*** DATA FOR THE TASK

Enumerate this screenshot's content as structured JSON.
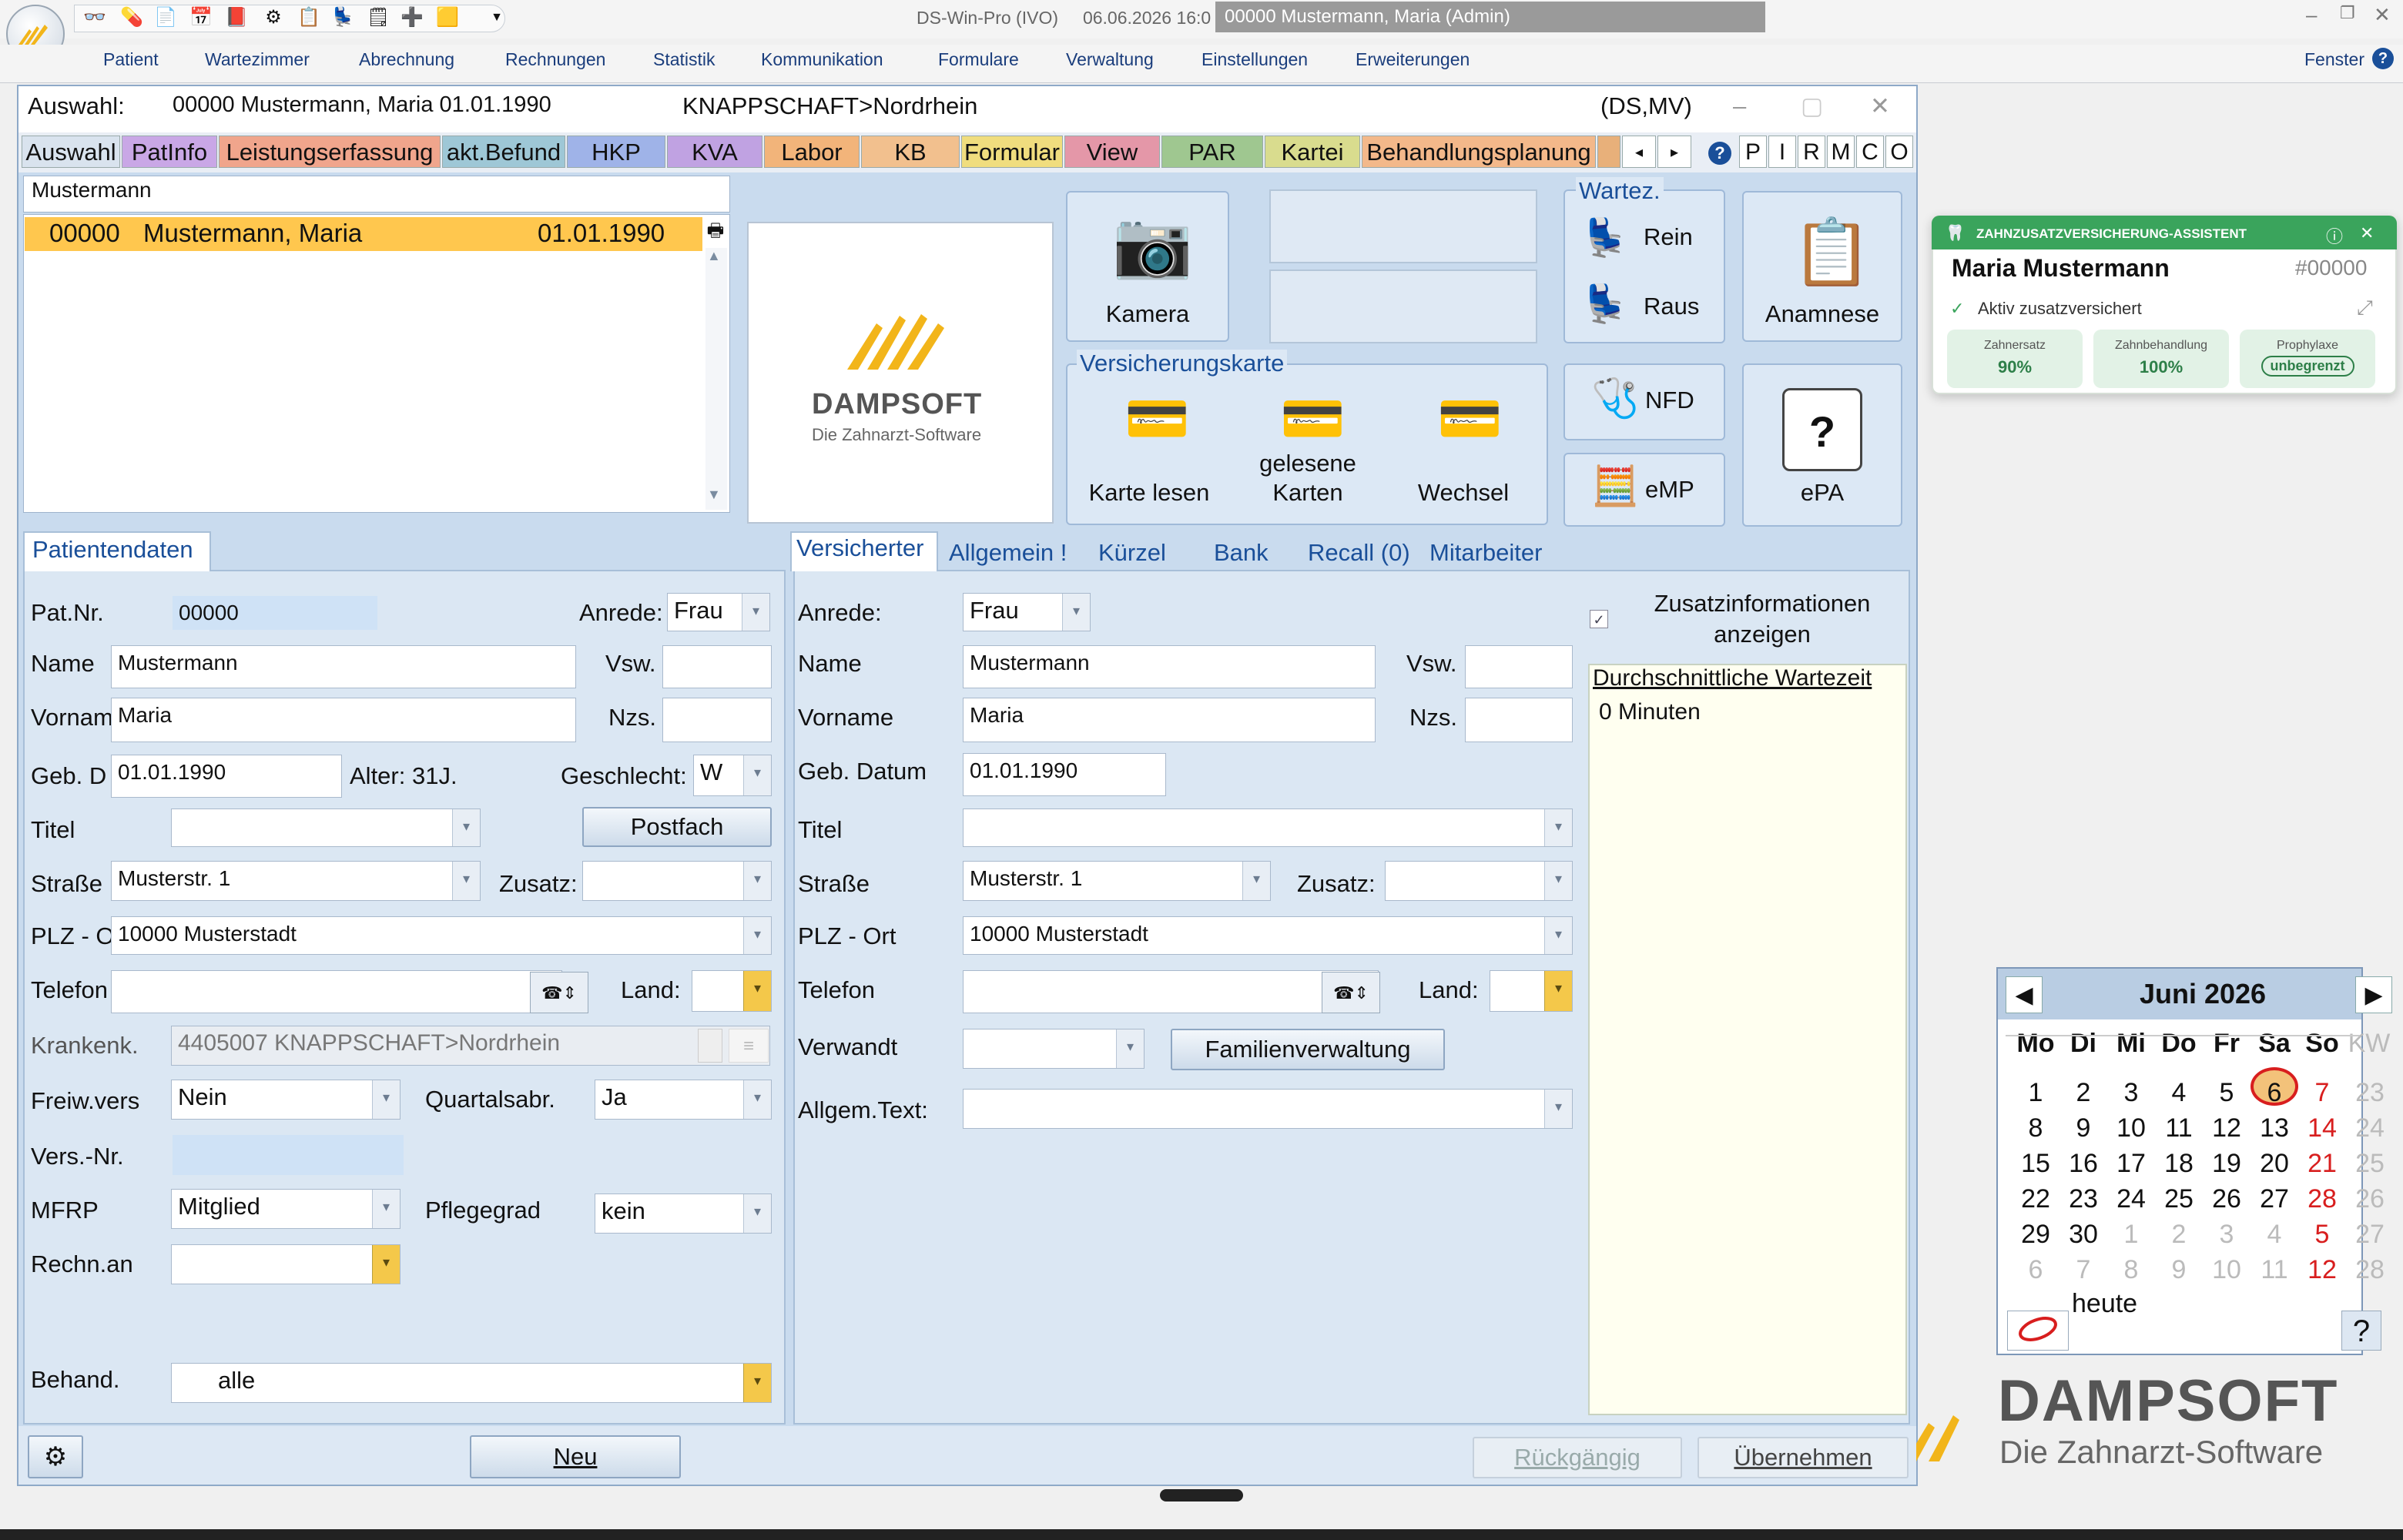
{
  "window": {
    "app_title": "DS-Win-Pro (IVO)",
    "date_time": "06.06.2026   16:0",
    "patient_banner": "00000 Mustermann, Maria  (Admin)",
    "fenster": "Fenster"
  },
  "menu": [
    "Patient",
    "Wartezimmer",
    "Abrechnung",
    "Rechnungen",
    "Statistik",
    "Kommunikation",
    "Formulare",
    "Verwaltung",
    "Einstellungen",
    "Erweiterungen"
  ],
  "selection_header": {
    "label": "Auswahl:",
    "patient": "00000  Mustermann, Maria  01.01.1990",
    "insurance": "KNAPPSCHAFT>Nordrhein",
    "code": "(DS,MV)"
  },
  "tabs": [
    {
      "label": "Auswahl",
      "color": "#d9e3ee"
    },
    {
      "label": "PatInfo",
      "color": "#c9a7e6"
    },
    {
      "label": "Leistungserfassung",
      "color": "#f0a58c"
    },
    {
      "label": "akt.Befund",
      "color": "#9ec7d6"
    },
    {
      "label": "HKP",
      "color": "#9fb3e8"
    },
    {
      "label": "KVA",
      "color": "#c0a2e2"
    },
    {
      "label": "Labor",
      "color": "#f2b47a"
    },
    {
      "label": "KB",
      "color": "#f2c08e"
    },
    {
      "label": "Formular",
      "color": "#f0dd7e"
    },
    {
      "label": "View",
      "color": "#e497a8"
    },
    {
      "label": "PAR",
      "color": "#9fc790"
    },
    {
      "label": "Kartei",
      "color": "#d9dc8e"
    },
    {
      "label": "Behandlungsplanung",
      "color": "#f3b88a"
    }
  ],
  "tab_letters": [
    "P",
    "I",
    "R",
    "M",
    "C",
    "O"
  ],
  "search_text": "Mustermann",
  "patient_row": {
    "nr": "00000",
    "name": "Mustermann, Maria",
    "dob": "01.01.1990"
  },
  "logo": {
    "brand": "DAMPSOFT",
    "tagline": "Die Zahnarzt-Software"
  },
  "tools": {
    "camera": "Kamera",
    "wartez": "Wartez.",
    "rein": "Rein",
    "raus": "Raus",
    "anamnese": "Anamnese",
    "vk_title": "Versicherungskarte",
    "karte_lesen": "Karte lesen",
    "gelesene": "gelesene",
    "karten": "Karten",
    "wechsel": "Wechsel",
    "nfd": "NFD",
    "emp": "eMP",
    "epa": "ePA"
  },
  "assistant": {
    "title": "ZAHNZUSATZVERSICHERUNG-ASSISTENT",
    "name": "Maria Mustermann",
    "id": "#00000",
    "status": "Aktiv zusatzversichert",
    "pills": [
      {
        "label": "Zahnersatz",
        "value": "90%"
      },
      {
        "label": "Zahnbehandlung",
        "value": "100%"
      },
      {
        "label": "Prophylaxe",
        "value": "unbegrenzt"
      }
    ]
  },
  "calendar": {
    "month": "Juni 2026",
    "headers": [
      "Mo",
      "Di",
      "Mi",
      "Do",
      "Fr",
      "Sa",
      "So",
      "KW"
    ],
    "weeks": [
      [
        "1",
        "2",
        "3",
        "4",
        "5",
        "6",
        "7",
        "23"
      ],
      [
        "8",
        "9",
        "10",
        "11",
        "12",
        "13",
        "14",
        "24"
      ],
      [
        "15",
        "16",
        "17",
        "18",
        "19",
        "20",
        "21",
        "25"
      ],
      [
        "22",
        "23",
        "24",
        "25",
        "26",
        "27",
        "28",
        "26"
      ],
      [
        "29",
        "30",
        "1",
        "2",
        "3",
        "4",
        "5",
        "27"
      ],
      [
        "6",
        "7",
        "8",
        "9",
        "10",
        "11",
        "12",
        "28"
      ]
    ],
    "today_label": "heute",
    "help": "?"
  },
  "patientendaten": {
    "tab": "Patientendaten",
    "patnr_label": "Pat.Nr.",
    "patnr": "00000",
    "anrede_label": "Anrede:",
    "anrede": "Frau",
    "name_label": "Name",
    "name": "Mustermann",
    "vsw_label": "Vsw.",
    "vorname_label": "Vornam",
    "vorname": "Maria",
    "nzs_label": "Nzs.",
    "geb_label": "Geb. D",
    "geb": "01.01.1990",
    "alter": "Alter: 31J.",
    "geschlecht_label": "Geschlecht:",
    "geschlecht": "W",
    "titel_label": "Titel",
    "postfach": "Postfach",
    "strasse_label": "Straße",
    "strasse": "Musterstr. 1",
    "zusatz_label": "Zusatz:",
    "plz_label": "PLZ - O",
    "plz": "10000 Musterstadt",
    "telefon_label": "Telefon",
    "land_label": "Land:",
    "krankenk_label": "Krankenk.",
    "krankenk": "4405007 KNAPPSCHAFT>Nordrhein",
    "freiw_label": "Freiw.vers",
    "freiw": "Nein",
    "quartal_label": "Quartalsabr.",
    "quartal": "Ja",
    "versnr_label": "Vers.-Nr.",
    "mfrp_label": "MFRP",
    "mfrp": "Mitglied",
    "pflege_label": "Pflegegrad",
    "pflege": "kein",
    "rechn_label": "Rechn.an",
    "behand_label": "Behand.",
    "behand": "alle"
  },
  "versicherter": {
    "tabs": [
      "Versicherter",
      "Allgemein !",
      "Kürzel",
      "Bank",
      "Recall (0)",
      "Mitarbeiter"
    ],
    "anrede_label": "Anrede:",
    "anrede": "Frau",
    "name_label": "Name",
    "name": "Mustermann",
    "vsw_label": "Vsw.",
    "vorname_label": "Vorname",
    "vorname": "Maria",
    "nzs_label": "Nzs.",
    "geb_label": "Geb. Datum",
    "geb": "01.01.1990",
    "titel_label": "Titel",
    "strasse_label": "Straße",
    "strasse": "Musterstr. 1",
    "zusatz_label": "Zusatz:",
    "plz_label": "PLZ - Ort",
    "plz": "10000 Musterstadt",
    "telefon_label": "Telefon",
    "land_label": "Land:",
    "verwandt_label": "Verwandt",
    "familie": "Familienverwaltung",
    "allgem_label": "Allgem.Text:",
    "zusatzinfo_1": "Zusatzinformationen",
    "zusatzinfo_2": "anzeigen",
    "wartezeit_title": "Durchschnittliche Wartezeit",
    "wartezeit": "0 Minuten"
  },
  "bottom": {
    "neu": "Neu",
    "rueck": "Rückgängig",
    "ueber": "Übernehmen"
  },
  "desktop_logo": {
    "brand": "DAMPSOFT",
    "tagline": "Die Zahnarzt-Software"
  },
  "colors": {
    "accent": "#1a4f99",
    "selected_row": "#ffc74e",
    "assistant": "#3aa45c"
  }
}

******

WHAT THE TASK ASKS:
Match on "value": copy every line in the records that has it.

YOUR SOLUTION:
        "value": "90%"
        "value": "100%"
        "value": "unbegrenzt"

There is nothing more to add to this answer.